_Supplied records:_
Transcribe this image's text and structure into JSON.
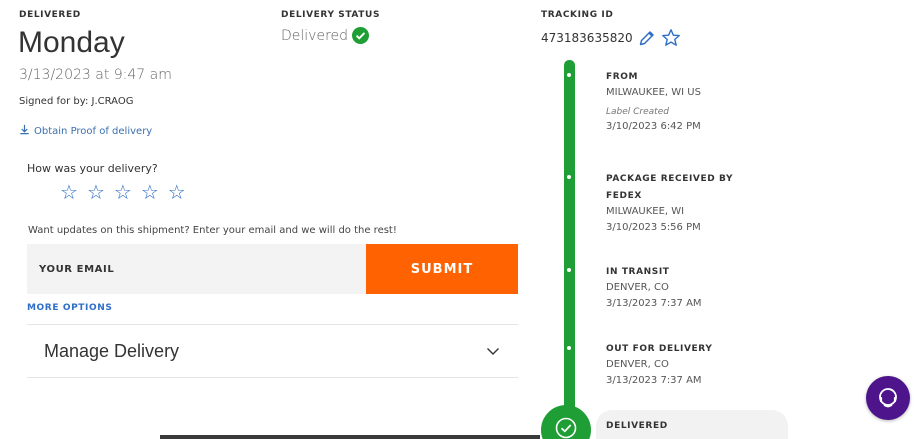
{
  "delivered": {
    "label": "DELIVERED",
    "day": "Monday",
    "datetime": "3/13/2023 at 9:47 am",
    "signed_for": "Signed for by: J.CRAOG",
    "proof_link": "Obtain Proof of delivery"
  },
  "status": {
    "label": "DELIVERY STATUS",
    "value": "Delivered",
    "check_color": "#1f9e35"
  },
  "tracking": {
    "label": "TRACKING ID",
    "number": "473183635820",
    "edit_icon": "pencil-icon",
    "favorite_icon": "star-outline-icon"
  },
  "rating": {
    "question": "How was your delivery?",
    "stars": 5,
    "selected": 0
  },
  "updates": {
    "text": "Want updates on this shipment? Enter your email and we will do the rest!",
    "email_placeholder": "YOUR EMAIL",
    "submit_label": "SUBMIT",
    "more_options": "MORE OPTIONS"
  },
  "manage": {
    "label": "Manage Delivery"
  },
  "timeline": {
    "events": [
      {
        "title": "FROM",
        "lines": [
          "MILWAUKEE, WI US"
        ],
        "note": "Label Created",
        "time": "3/10/2023 6:42 PM"
      },
      {
        "title": "PACKAGE RECEIVED BY",
        "title2": "FEDEX",
        "lines": [
          "MILWAUKEE, WI"
        ],
        "time": "3/10/2023 5:56 PM"
      },
      {
        "title": "IN TRANSIT",
        "lines": [
          "DENVER, CO"
        ],
        "time": "3/13/2023 7:37 AM"
      },
      {
        "title": "OUT FOR DELIVERY",
        "lines": [
          "DENVER, CO"
        ],
        "time": "3/13/2023 7:37 AM"
      },
      {
        "title": "DELIVERED"
      }
    ]
  },
  "colors": {
    "accent_orange": "#ff6200",
    "link_blue": "#2f6ec7",
    "timeline_green": "#1f9e35",
    "chat_purple": "#4d148c"
  }
}
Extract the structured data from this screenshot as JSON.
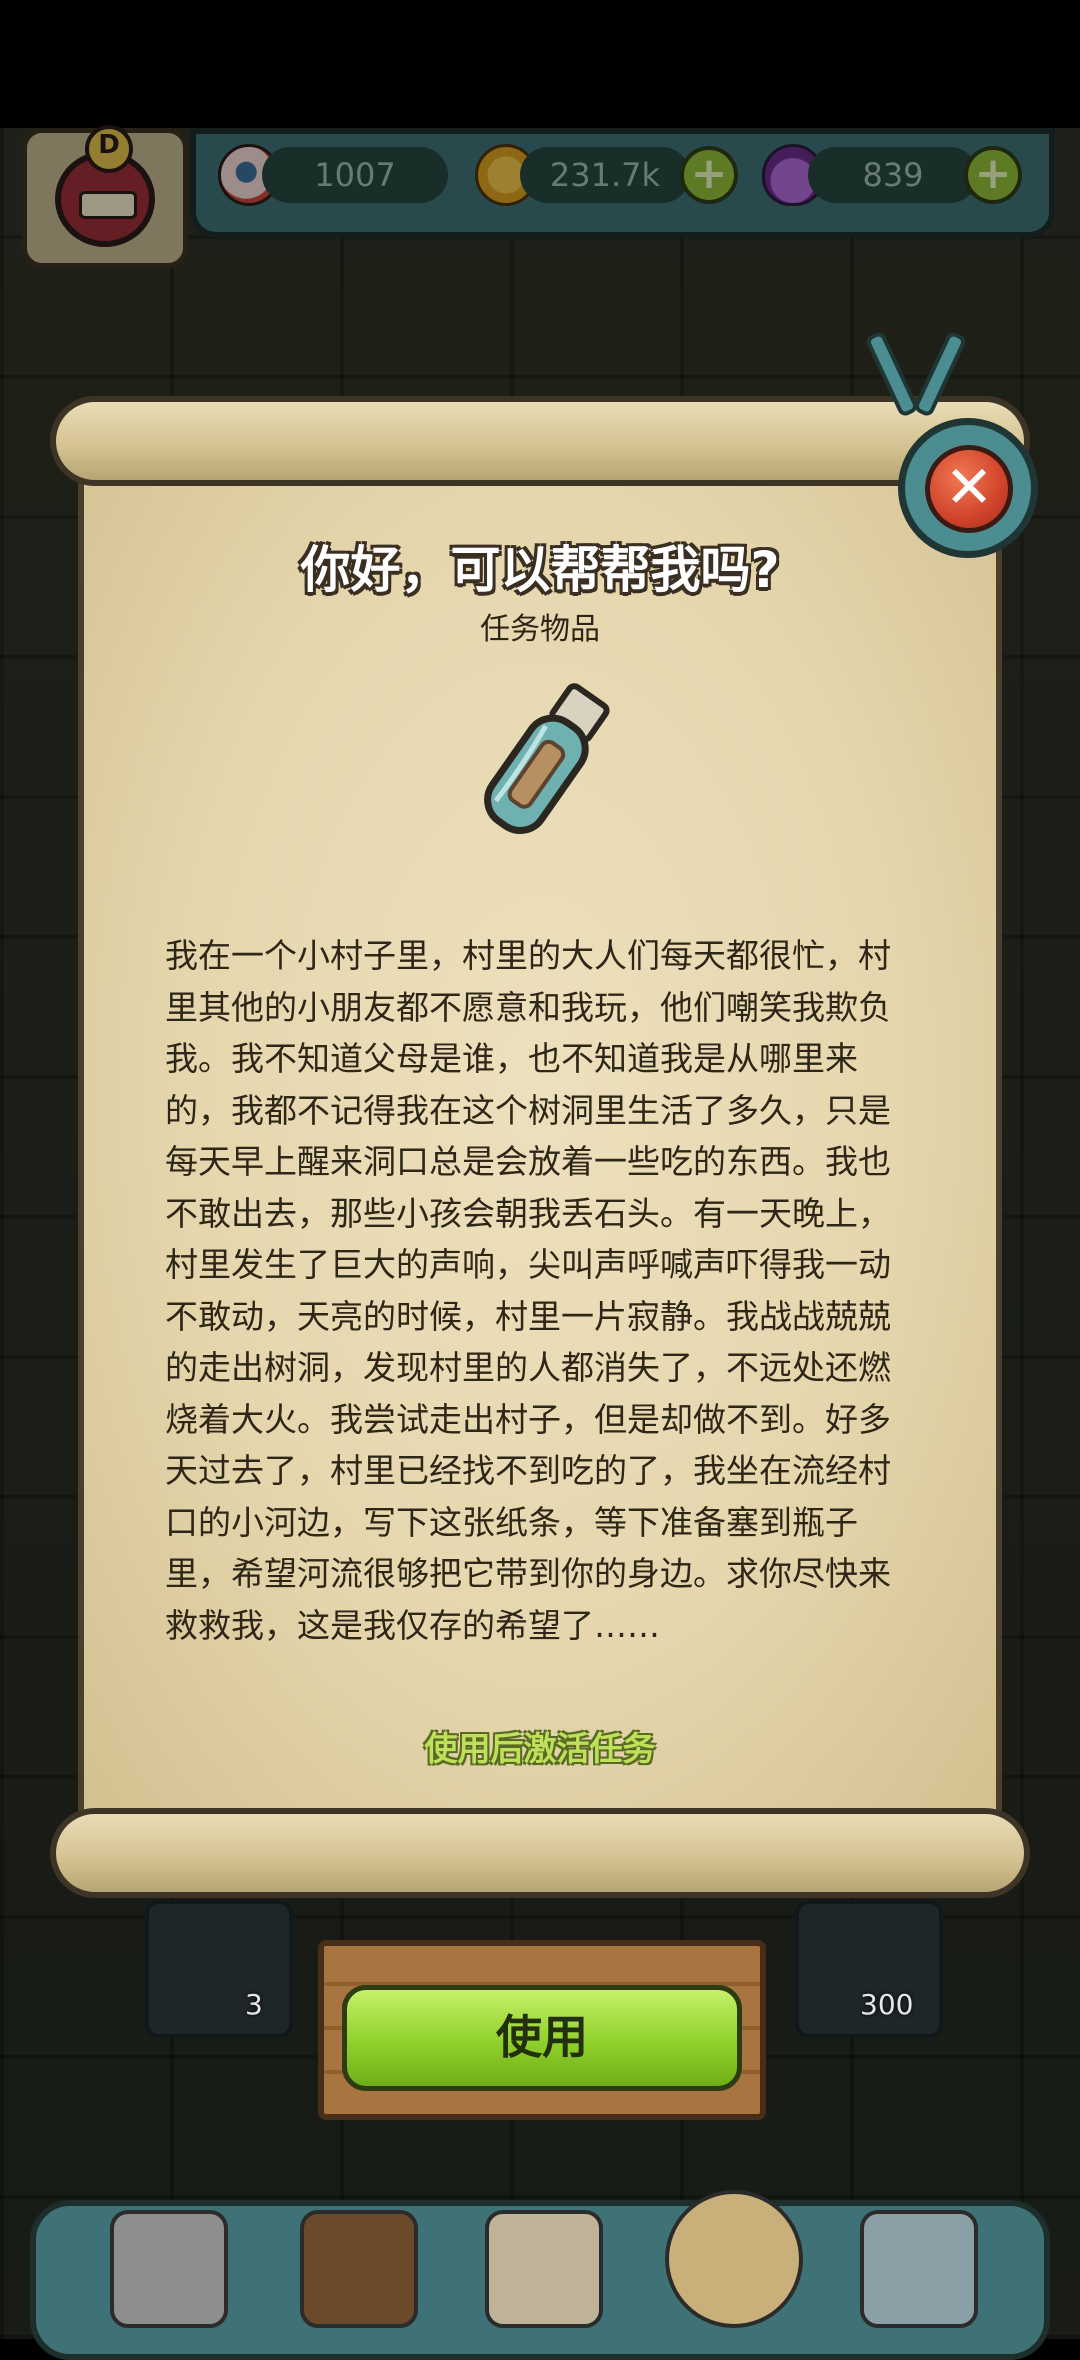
{
  "hud": {
    "avatar_badge": "D",
    "eyeballs": "1007",
    "coins": "231.7k",
    "potions": "839"
  },
  "dialog": {
    "title": "你好，可以帮帮我吗?",
    "subtitle": "任务物品",
    "item_icon": "message-in-bottle-icon",
    "story": "我在一个小村子里，村里的大人们每天都很忙，村里其他的小朋友都不愿意和我玩，他们嘲笑我欺负我。我不知道父母是谁，也不知道我是从哪里来的，我都不记得我在这个树洞里生活了多久，只是每天早上醒来洞口总是会放着一些吃的东西。我也不敢出去，那些小孩会朝我丢石头。有一天晚上，村里发生了巨大的声响，尖叫声呼喊声吓得我一动不敢动，天亮的时候，村里一片寂静。我战战兢兢的走出树洞，发现村里的人都消失了，不远处还燃烧着大火。我尝试走出村子，但是却做不到。好多天过去了，村里已经找不到吃的了，我坐在流经村口的小河边，写下这张纸条，等下准备塞到瓶子里，希望河流很够把它带到你的身边。求你尽快来救救我，这是我仅存的希望了……",
    "hint": "使用后激活任务",
    "use_label": "使用"
  },
  "inventory": {
    "slot1_count": "3",
    "slot5_count": "300"
  },
  "colors": {
    "accent_green": "#8fd12a",
    "close_red": "#d1432b",
    "hud_teal": "#3f7276",
    "paper": "#e5d6ad"
  }
}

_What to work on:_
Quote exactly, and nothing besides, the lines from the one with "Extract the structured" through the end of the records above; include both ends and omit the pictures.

_Task response:_
Extract the structured data from this screenshot as JSON.
{
  "hud": {
    "avatar_badge": "D",
    "eyeballs": "1007",
    "coins": "231.7k",
    "potions": "839"
  },
  "dialog": {
    "title": "你好，可以帮帮我吗?",
    "subtitle": "任务物品",
    "item_icon": "message-in-bottle-icon",
    "story": "我在一个小村子里，村里的大人们每天都很忙，村里其他的小朋友都不愿意和我玩，他们嘲笑我欺负我。我不知道父母是谁，也不知道我是从哪里来的，我都不记得我在这个树洞里生活了多久，只是每天早上醒来洞口总是会放着一些吃的东西。我也不敢出去，那些小孩会朝我丢石头。有一天晚上，村里发生了巨大的声响，尖叫声呼喊声吓得我一动不敢动，天亮的时候，村里一片寂静。我战战兢兢的走出树洞，发现村里的人都消失了，不远处还燃烧着大火。我尝试走出村子，但是却做不到。好多天过去了，村里已经找不到吃的了，我坐在流经村口的小河边，写下这张纸条，等下准备塞到瓶子里，希望河流很够把它带到你的身边。求你尽快来救救我，这是我仅存的希望了……",
    "hint": "使用后激活任务",
    "use_label": "使用"
  },
  "inventory": {
    "slot1_count": "3",
    "slot5_count": "300"
  },
  "colors": {
    "accent_green": "#8fd12a",
    "close_red": "#d1432b",
    "hud_teal": "#3f7276",
    "paper": "#e5d6ad"
  }
}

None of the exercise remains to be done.